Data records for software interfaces
********************
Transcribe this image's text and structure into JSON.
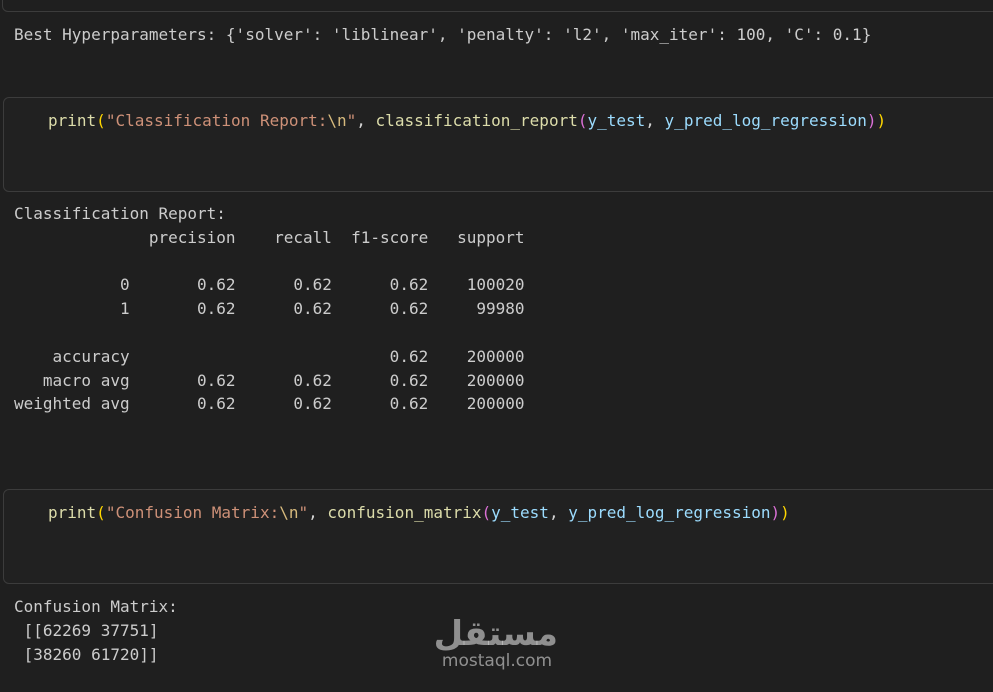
{
  "hyperparams_output": "Best Hyperparameters: {'solver': 'liblinear', 'penalty': 'l2', 'max_iter': 100, 'C': 0.1}",
  "cell_report": {
    "fn": "print",
    "open_paren": "(",
    "string": "\"Classification Report:",
    "escape": "\\n",
    "string_end": "\"",
    "comma": ", ",
    "inner_fn": "classification_report",
    "inner_open": "(",
    "arg1": "y_test",
    "sep": ", ",
    "arg2": "y_pred_log_regression",
    "inner_close": ")",
    "close_paren": ")"
  },
  "report_output": [
    "Classification Report:",
    "              precision    recall  f1-score   support",
    "",
    "           0       0.62      0.62      0.62    100020",
    "           1       0.62      0.62      0.62     99980",
    "",
    "    accuracy                           0.62    200000",
    "   macro avg       0.62      0.62      0.62    200000",
    "weighted avg       0.62      0.62      0.62    200000"
  ],
  "cell_confusion": {
    "fn": "print",
    "open_paren": "(",
    "string": "\"Confusion Matrix:",
    "escape": "\\n",
    "string_end": "\"",
    "comma": ", ",
    "inner_fn": "confusion_matrix",
    "inner_open": "(",
    "arg1": "y_test",
    "sep": ", ",
    "arg2": "y_pred_log_regression",
    "inner_close": ")",
    "close_paren": ")"
  },
  "confusion_output": [
    "Confusion Matrix:",
    " [[62269 37751]",
    " [38260 61720]]"
  ],
  "watermark": {
    "arabic": "مستقل",
    "latin": "mostaql.com"
  }
}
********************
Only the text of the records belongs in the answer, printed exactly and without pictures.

Transcribe this image's text and structure into JSON.
{
  "hyperparams_output": "Best Hyperparameters: {'solver': 'liblinear', 'penalty': 'l2', 'max_iter': 100, 'C': 0.1}",
  "cell_report": {
    "fn": "print",
    "open_paren": "(",
    "string": "\"Classification Report:",
    "escape": "\\n",
    "string_end": "\"",
    "comma": ", ",
    "inner_fn": "classification_report",
    "inner_open": "(",
    "arg1": "y_test",
    "sep": ", ",
    "arg2": "y_pred_log_regression",
    "inner_close": ")",
    "close_paren": ")"
  },
  "report_output": [
    "Classification Report:",
    "              precision    recall  f1-score   support",
    "",
    "           0       0.62      0.62      0.62    100020",
    "           1       0.62      0.62      0.62     99980",
    "",
    "    accuracy                           0.62    200000",
    "   macro avg       0.62      0.62      0.62    200000",
    "weighted avg       0.62      0.62      0.62    200000"
  ],
  "cell_confusion": {
    "fn": "print",
    "open_paren": "(",
    "string": "\"Confusion Matrix:",
    "escape": "\\n",
    "string_end": "\"",
    "comma": ", ",
    "inner_fn": "confusion_matrix",
    "inner_open": "(",
    "arg1": "y_test",
    "sep": ", ",
    "arg2": "y_pred_log_regression",
    "inner_close": ")",
    "close_paren": ")"
  },
  "confusion_output": [
    "Confusion Matrix:",
    " [[62269 37751]",
    " [38260 61720]]"
  ],
  "watermark": {
    "arabic": "مستقل",
    "latin": "mostaql.com"
  }
}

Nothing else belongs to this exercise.